Symbiosis is a relationship between two organisms: it can be mutualistic (both Mutualism, a relationship in which both species benefit, is common in nature. Symbiosis is the interaction between two different organisms living in close two organisms are in a symbiotic relationship, sometimes both organisms benefit. Mutualism – both species benefit. Neutralism – both species unaffected. This close relationship between these two organisms is more.
Amensalism is an asymmetric interaction where one species is harmed or killed by the other, and one is unaffected by the other.
Competition is where a larger or stronger organism deprives a smaller or weaker one from a resource. Antagonism occurs when one organism is damaged or killed by another through a chemical secretion.
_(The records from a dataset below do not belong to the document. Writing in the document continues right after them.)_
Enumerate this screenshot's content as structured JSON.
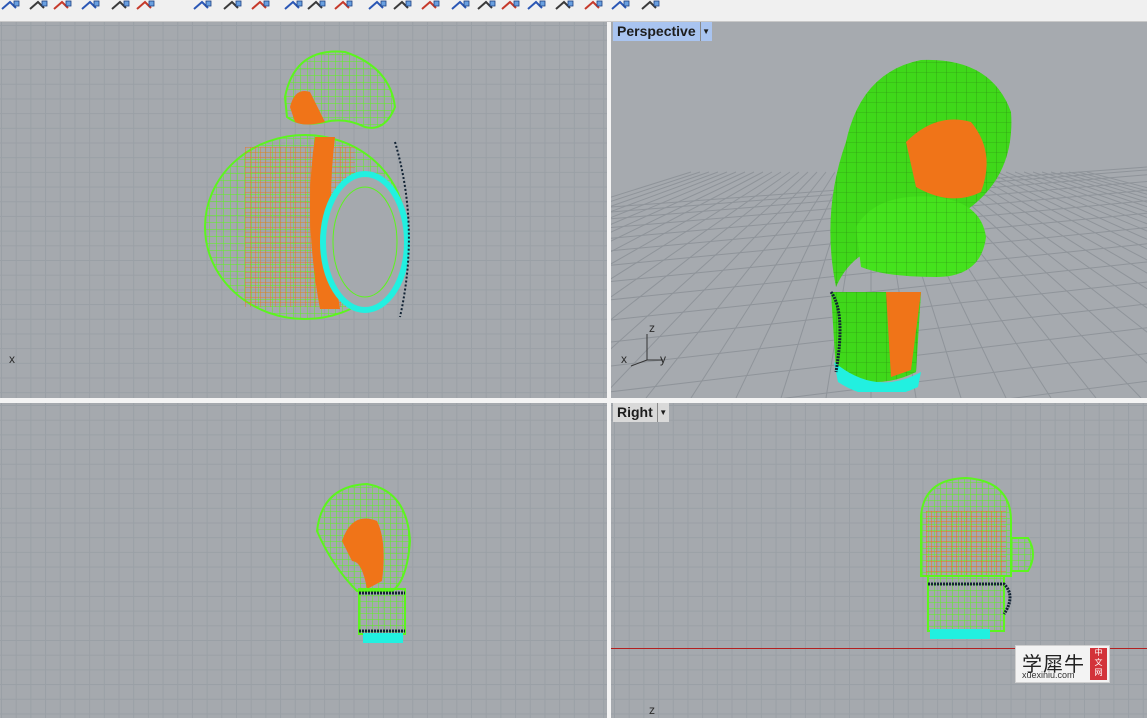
{
  "toolbar": {
    "icons": [
      "curve-tool-icon",
      "solid-box-icon",
      "array-icon",
      "group-icon",
      "surface-icon",
      "point-icon",
      "analyze-icon",
      "transform-icon",
      "dimension-icon",
      "mesh-icon",
      "render-icon",
      "snap-icon",
      "boolean-icon",
      "fillet-icon",
      "shell-icon",
      "blend-icon",
      "network-icon",
      "sweep-icon",
      "loft-icon",
      "revolve-icon",
      "panel-icon",
      "grid-panel-icon",
      "export-icon"
    ]
  },
  "viewports": {
    "perspective": {
      "title": "Perspective",
      "active": true,
      "axes": {
        "x": "x",
        "y": "y",
        "z": "z"
      }
    },
    "right": {
      "title": "Right"
    },
    "top": {
      "axis_x": "x"
    },
    "front": {},
    "right_view_axis": {
      "z": "z"
    }
  },
  "watermark": {
    "chinese": "学犀牛",
    "seal": "中文网",
    "url": "xuexiniu.com"
  },
  "colors": {
    "viewport_bg": "#a5a9ae",
    "grid": "#9aa0a6",
    "wire_green": "#5cf51e",
    "surface_green": "#3fd81a",
    "surface_orange": "#f07418",
    "cyan": "#22f0e0",
    "active_title": "#a9c4f0"
  }
}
An example of competition is a sapling growing under the shadow of a mature tree.
The mature tree can rob the sapling of necessary sunlight and, if the mature tree is very large, it can take up rainwater and deplete soil nutrients. Throughout the process, the mature tree is unaffected by the sapling. Indeed, if the sapling dies, the mature tree gains nutrients from the decaying sapling.
An example of antagonism is Juglans nigra black walnutsecreting juglone, a substance which destroys many herbaceous plants within its root zone.
Whilst the presence of the grass causes negligible detrimental effects to the animal's hoof, the grass suffers from being crushed.
16.5A: Mutualism vs. Symbiosis
Whilst the presence of the weevil has almost no influence on food availability, the presence of ibex has an enormous detrimental effect on weevil numbers, as they consume significant quantities of plant matter and incidentally ingest the weevils upon it. Cleaning symbiosis Cleaning symbiosis is an association between individuals of two species, where one the cleaner removes and eats parasites and other materials from the surface of the other the client.
Cleaning symbiosis is well-known among marine fish, where some small species of cleaner fishnotably wrasses but also species in other genera, are specialised to feed almost exclusively by cleaning larger fish and other marine animals. In mutualistic interactions, both species benefit from the interaction.
A classic example of mutualism is the relationship between insects that pollinate plants and the plants that provide those insects with nectar or pollen. Another classic example is the behavior of mutualistic bacteria in ecology and human health. Gut bacteria in particular are very important for digestion in humans and other species.
In humans, gut bacteria assist in breaking down additional carbohydrates, out-competing harmful bacteria, and producing hormones to direct fat storage. Humans lacking healthy mutualistic gut flora can suffer a variety of diseases, such as irritable bowel syndrome.
Some ruminant animals, like cows or deer, rely on special mutualistic bacteria to help them break down the tough cellulose in the plants they eat.
In return, the bacteria get a steady supply of food. In commensalism, one organism benefits while the other organism neither benefits nor suffers from the interaction.
Symbiosis - Wikipedia
For example, a spider may build a web on a plant and benefit substantially, while the plant remains unaffected. Similarly, a clown fish might live inside a sea anemone and receive protection from predators, while the anemone neither benefits nor suffers.
Parasites are organisms that harm their symbiotic partners. Parasitism is incredibly common in nature: There are many well-documented examples of parasitic bacteria and microorganisms throughout this text. For example, Coral polyps have special algae called zooxanthelle that live inside their cells. Zooxanthelle provide sugars to the coral through photosynthesis.